Satisfaction personifiedAugust 1, 2010
At Friday’s pre-race check-in and pasta dinner, I spotted Meghan Arbogast and went over to say hi to her.
“So,” I said, “I think we’re kinda the favorites for tomorrow.”
“Yeah, I think we kinda are,” she agreed.
And then I looked toward the parking lot and saw Tony Krupicka walking toward us. “Um, I think the new favorite just arrived….” was all I could add.
The last-minute addition of Tony to the White River field eliminated any realistic hopes I had of winning and thus was disappointing to me in that respect. But it also refocused me on my years-old goal of breaking the 7-hour barrier.
After a relatively good night’s sleep, it was time to go. In contrast to last year, when I burst from the starting line and led the field through the first few miles, I felt a bit sluggish and settled into 20th or 30th place. My time to the first aid station, Camp Sheppard (3.9 miles), was 29-something, a minute slower than last year.
Next came the long climb up to Ranger Creek (11.7 miles). I never feel that great on this section. The incline is a slap in the face after the gently rolling terrain preceding it, and it’s depressing to watch the great uphill runners drop me with apparent ease. Also, the moderate altitude (most of the race takes place between 3000 and 6000 feet) offers an extra challenge for sea-level dwellers like me. Anyway, I made it to Ranger Creek in 1:42, still a minute slower than last year.
Continuing to not feel wonderful, I somehow got to Corral Pass (16.9 miles) ahead of schedule (2:26, vs. 2:28 in 2009). With this satisfying split under my belt, I might have relaxed a bit too much heading back to Ranger Creek, although this section is also a perennial challenge for me because of the two-way traffic and the need to return people’s greetings so as not to seem like an elitist ass.
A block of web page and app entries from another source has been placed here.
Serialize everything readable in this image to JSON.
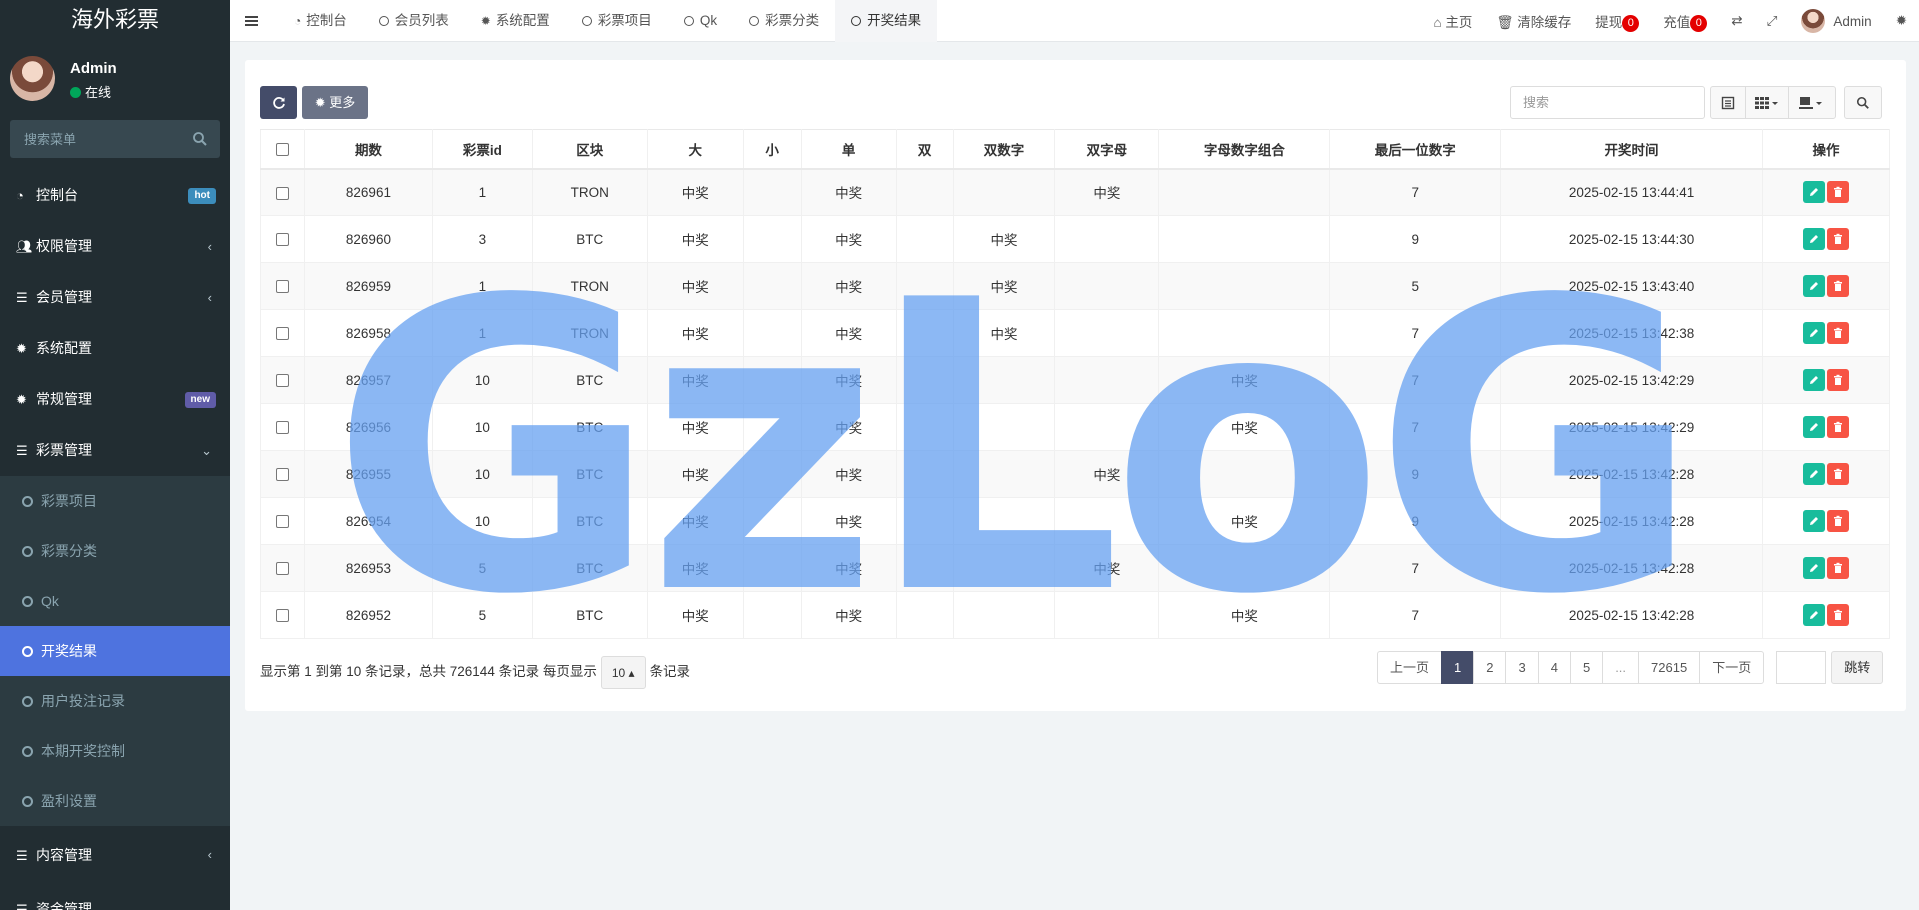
{
  "sidebar": {
    "logo": "海外彩票",
    "user_name": "Admin",
    "user_status": "在线",
    "search_placeholder": "搜索菜单",
    "menu": [
      {
        "label": "控制台",
        "icon": "dashboard-icon",
        "badge": "hot"
      },
      {
        "label": "权限管理",
        "icon": "users-icon"
      },
      {
        "label": "会员管理",
        "icon": "list-icon"
      },
      {
        "label": "系统配置",
        "icon": "gear-icon"
      },
      {
        "label": "常规管理",
        "icon": "gears-icon",
        "badge": "new"
      },
      {
        "label": "彩票管理",
        "icon": "list-icon"
      }
    ],
    "submenu": [
      "彩票项目",
      "彩票分类",
      "Qk",
      "开奖结果",
      "用户投注记录",
      "本期开奖控制",
      "盈利设置"
    ],
    "menu_after": [
      "内容管理",
      "资金管理"
    ]
  },
  "topnav": {
    "tabs": [
      "控制台",
      "会员列表",
      "系统配置",
      "彩票项目",
      "Qk",
      "彩票分类",
      "开奖结果"
    ],
    "home": "主页",
    "clear_cache": "清除缓存",
    "withdraw": "提现",
    "withdraw_count": "0",
    "recharge": "充值",
    "recharge_count": "0",
    "admin": "Admin"
  },
  "toolbar": {
    "more_label": "更多",
    "search_placeholder": "搜索"
  },
  "table": {
    "headers": [
      "期数",
      "彩票id",
      "区块",
      "大",
      "小",
      "单",
      "双",
      "双数字",
      "双字母",
      "字母数字组合",
      "最后一位数字",
      "开奖时间",
      "操作"
    ],
    "rows": [
      [
        "826961",
        "1",
        "TRON",
        "中奖",
        "",
        "中奖",
        "",
        "",
        "中奖",
        "",
        "7",
        "2025-02-15 13:44:41"
      ],
      [
        "826960",
        "3",
        "BTC",
        "中奖",
        "",
        "中奖",
        "",
        "中奖",
        "",
        "",
        "9",
        "2025-02-15 13:44:30"
      ],
      [
        "826959",
        "1",
        "TRON",
        "中奖",
        "",
        "中奖",
        "",
        "中奖",
        "",
        "",
        "5",
        "2025-02-15 13:43:40"
      ],
      [
        "826958",
        "1",
        "TRON",
        "中奖",
        "",
        "中奖",
        "",
        "中奖",
        "",
        "",
        "7",
        "2025-02-15 13:42:38"
      ],
      [
        "826957",
        "10",
        "BTC",
        "中奖",
        "",
        "中奖",
        "",
        "",
        "",
        "中奖",
        "7",
        "2025-02-15 13:42:29"
      ],
      [
        "826956",
        "10",
        "BTC",
        "中奖",
        "",
        "中奖",
        "",
        "",
        "",
        "中奖",
        "7",
        "2025-02-15 13:42:29"
      ],
      [
        "826955",
        "10",
        "BTC",
        "中奖",
        "",
        "中奖",
        "",
        "",
        "中奖",
        "",
        "9",
        "2025-02-15 13:42:28"
      ],
      [
        "826954",
        "10",
        "BTC",
        "中奖",
        "",
        "中奖",
        "",
        "",
        "",
        "中奖",
        "9",
        "2025-02-15 13:42:28"
      ],
      [
        "826953",
        "5",
        "BTC",
        "中奖",
        "",
        "中奖",
        "",
        "",
        "中奖",
        "",
        "7",
        "2025-02-15 13:42:28"
      ],
      [
        "826952",
        "5",
        "BTC",
        "中奖",
        "",
        "中奖",
        "",
        "",
        "",
        "中奖",
        "7",
        "2025-02-15 13:42:28"
      ]
    ]
  },
  "footer": {
    "info_prefix": "显示第 1 到第 10 条记录，总共 726144 条记录 每页显示",
    "page_size": "10",
    "info_suffix": "条记录"
  },
  "pagination": {
    "prev": "上一页",
    "pages": [
      "1",
      "2",
      "3",
      "4",
      "5",
      "...",
      "72615"
    ],
    "active": "1",
    "next": "下一页",
    "go": "跳转"
  },
  "watermark": "GzLoG",
  "colors": {
    "sidebar_bg": "#222d32",
    "active_item": "#4e73df",
    "primary_btn": "#444c69",
    "edit_btn": "#18bc9c",
    "delete_btn": "#f75444",
    "badge_red": "#e40000"
  }
}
My split back at Ranger Creek (22.1 miles) was 3:07 (vs. 3:08 in 2009).
For the past two years, I had found the descent from Ranger Creek to Buck Creek (27.3 miles) to be gentle and relaxing — a chance to run fast with minimal effort before the strenuous climb to Fawn Ridge (31.7 miles) and Sun Top (37.0 miles). Yesterday, for whatever reason, the leg was less serene and slower than usual. I unhappily arrived at Buck Creek in 3:46 (vs. 3:45 in 2009).
With this unencouraging feedback from the various creek checkpoints, it was time to fish or cut bait. I stepped up the intensity, passed Adam Lint and Josh Brimhall, and got to Fawn Ridge in 4:29. I had again leapfrogged slightly ahead of my 2009 self (4:30). The ascent continued and so did my march forward place-wise. I passed Tim Olson, whom I briefly mistook for Tony because he’s long-haired and was running shirtless and in dark shorts, and then caught up to Scott Jurek, who was unmistakable in his fluorescent green top. “I love that singlet, Jurek,” I called out to him. “It’s like a giant bull’s-eye.”
Scott was climbing well, and I didn’t pass him until after we both caught Yassine Diboun, who was walking up some of the steeper parts (as most people do). I eventually pulled ahead of them; then came a prolonged downhill after the false summit, and they passed me back; then came the final switchbacks up to Sun Top, and I overtook Yassine again. I arrived at the summit hot on Scott’s heels in 5:24, now a whopping 5 minutes ahead of my 2009 split.
[Here’s me closing in on Scott as we approach Sun Top. Photo by Glenn Tachiyama.]
I passed Scott a minute or two into the 6.4 mile descent on the Sun Top dirt road. He asked me whether we were on sub-7 pace and, not having the breath to explain the caveats of my calculations, I simply said yes. I felt pretty strong and smooth, considering the uphill charge I had just made, and the metal mile markers on the side of the road offered welcome updates on pace and distance. At Skookum Flats (mile 43.4), I was still 5 minutes ahead of last year (6:05 vs. 6:10), and Scott was nowhere in sight.
The final 6.6 miles are fairly flat but full of roots and rocks. Last year I came to this section thinking that I could blast through it fast enough to dip under 7:00, but I couldn’t. This year I had the time cushion that I needed as long as I didn’t trip badly or run out of gas. Fluid intake and foot placement would be top priorities until I was figuratively and literally out of the woods.
Finally, at about 6:56 flat, I reached the dirt road that would take me to the finish line. “Thank God!” I said aloud with nonreligious but profound relief. I finished, smiling, in 6:58:10 — 3:49 faster than last year.
My smile was not a smile of victory, as I had been trounced by Tony (6:25:29, breaking his course record of 6:32 from last year!) and 19-year-old phenom Dakota Jones (6:49:20!), nor was it a smile of having run the best race I possibly could have. But I had finally laid my sub-7 quest to rest, and I was awfully satisfied with that, and it showed.